(Page and application data records)
*** Begin section ***
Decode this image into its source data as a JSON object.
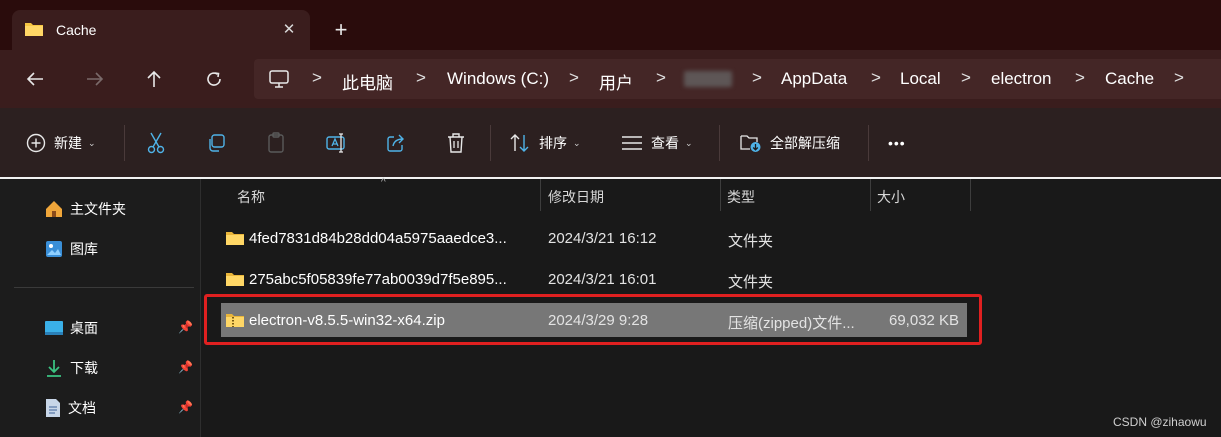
{
  "tab": {
    "title": "Cache",
    "close": "✕",
    "new_tab": "+"
  },
  "nav": {
    "breadcrumbs": [
      "此电脑",
      "Windows (C:)",
      "用户",
      "AppData",
      "Local",
      "electron",
      "Cache"
    ],
    "separator": ">"
  },
  "toolbar": {
    "new_label": "新建",
    "sort_label": "排序",
    "view_label": "查看",
    "extract_label": "全部解压缩",
    "more_label": "•••"
  },
  "sidebar": {
    "items": [
      {
        "label": "主文件夹",
        "icon": "home-icon"
      },
      {
        "label": "图库",
        "icon": "gallery-icon"
      },
      {
        "label": "桌面",
        "icon": "desktop-icon",
        "pinned": true
      },
      {
        "label": "下载",
        "icon": "download-icon",
        "pinned": true
      },
      {
        "label": "文档",
        "icon": "document-icon",
        "pinned": true
      }
    ]
  },
  "columns": {
    "name": "名称",
    "date": "修改日期",
    "type": "类型",
    "size": "大小"
  },
  "files": [
    {
      "name": "4fed7831d84b28dd04a5975aaedce3...",
      "date": "2024/3/21 16:12",
      "type": "文件夹",
      "size": "",
      "icon": "folder-icon"
    },
    {
      "name": "275abc5f05839fe77ab0039d7f5e895...",
      "date": "2024/3/21 16:01",
      "type": "文件夹",
      "size": "",
      "icon": "folder-icon"
    },
    {
      "name": "electron-v8.5.5-win32-x64.zip",
      "date": "2024/3/29 9:28",
      "type": "压缩(zipped)文件...",
      "size": "69,032 KB",
      "icon": "zip-folder-icon",
      "selected": true
    }
  ],
  "watermark": "CSDN @zihaowu",
  "colors": {
    "titlebar": "#2a0c0c",
    "navbar": "#3a1d1d",
    "selection": "#777777",
    "highlight": "#e02020",
    "folder": "#f5c542"
  }
}
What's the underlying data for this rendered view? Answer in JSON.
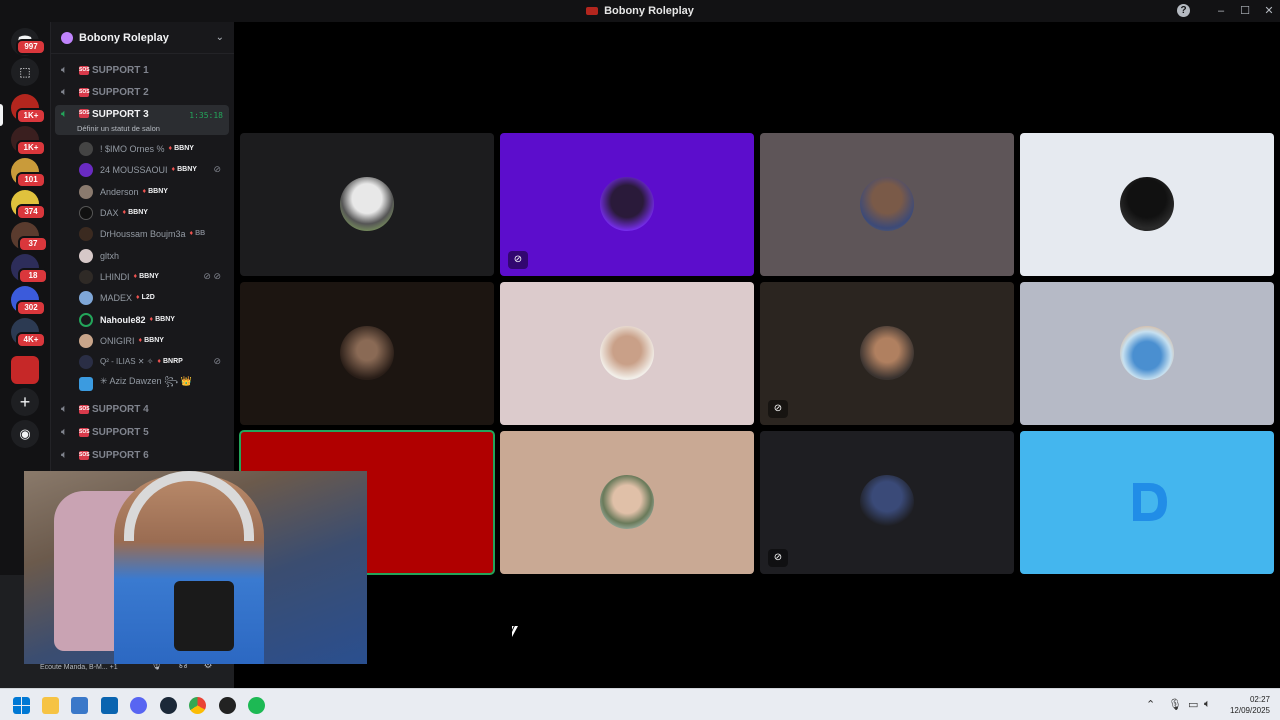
{
  "window": {
    "title": "Bobony Roleplay"
  },
  "rail": {
    "badges": [
      "997",
      "1K+",
      "1K+",
      "101",
      "374",
      "37",
      "18",
      "302",
      "4K+"
    ]
  },
  "sidebar": {
    "guild_name": "Bobony Roleplay",
    "channels_top": [
      {
        "label": "SUPPORT 1"
      },
      {
        "label": "SUPPORT 2"
      }
    ],
    "active_channel": {
      "label": "SUPPORT 3",
      "timer": "1:35:18",
      "status": "Définir un statut de salon"
    },
    "members": [
      {
        "name": "! $IMO Ornes %",
        "tag": "BBNY",
        "bold": false
      },
      {
        "name": "24 MOUSSAOUI",
        "tag": "BBNY",
        "bold": false
      },
      {
        "name": "Anderson",
        "tag": "BBNY",
        "bold": false
      },
      {
        "name": "DAX",
        "tag": "BBNY",
        "bold": false
      },
      {
        "name": "DrHoussam Boujm3a",
        "tag": "BB",
        "bold": false
      },
      {
        "name": "gltxh",
        "tag": "",
        "bold": false
      },
      {
        "name": "LHINDI",
        "tag": "BBNY",
        "bold": false
      },
      {
        "name": "MADEX",
        "tag": "L2D",
        "bold": false
      },
      {
        "name": "Nahoule82",
        "tag": "BBNY",
        "bold": true
      },
      {
        "name": "ONIGIRI",
        "tag": "BBNY",
        "bold": false
      },
      {
        "name": "Q² - ILIAS ✕ ✧",
        "tag": "BNRP",
        "bold": false
      },
      {
        "name": "✳ Aziz Dawzen ꧂ 👑",
        "tag": "",
        "bold": false
      }
    ],
    "channels_bottom": [
      {
        "label": "SUPPORT 4"
      },
      {
        "label": "SUPPORT 5"
      },
      {
        "label": "SUPPORT 6"
      }
    ],
    "listening": "Écoute Manda, B-M... +1"
  },
  "taskbar": {
    "time": "02:27",
    "date": "12/09/2025"
  },
  "colors": {
    "speaking": "#23a55a",
    "badge": "#da373c",
    "accent": "#5865f2"
  }
}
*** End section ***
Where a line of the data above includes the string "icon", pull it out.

        "icon": "home-icon"
        "icon": "gallery-icon"
        "icon": "desktop-icon",
        "icon": "download-icon",
        "icon": "document-icon",
      "icon": "folder-icon"
      "icon": "folder-icon"
      "icon": "zip-folder-icon",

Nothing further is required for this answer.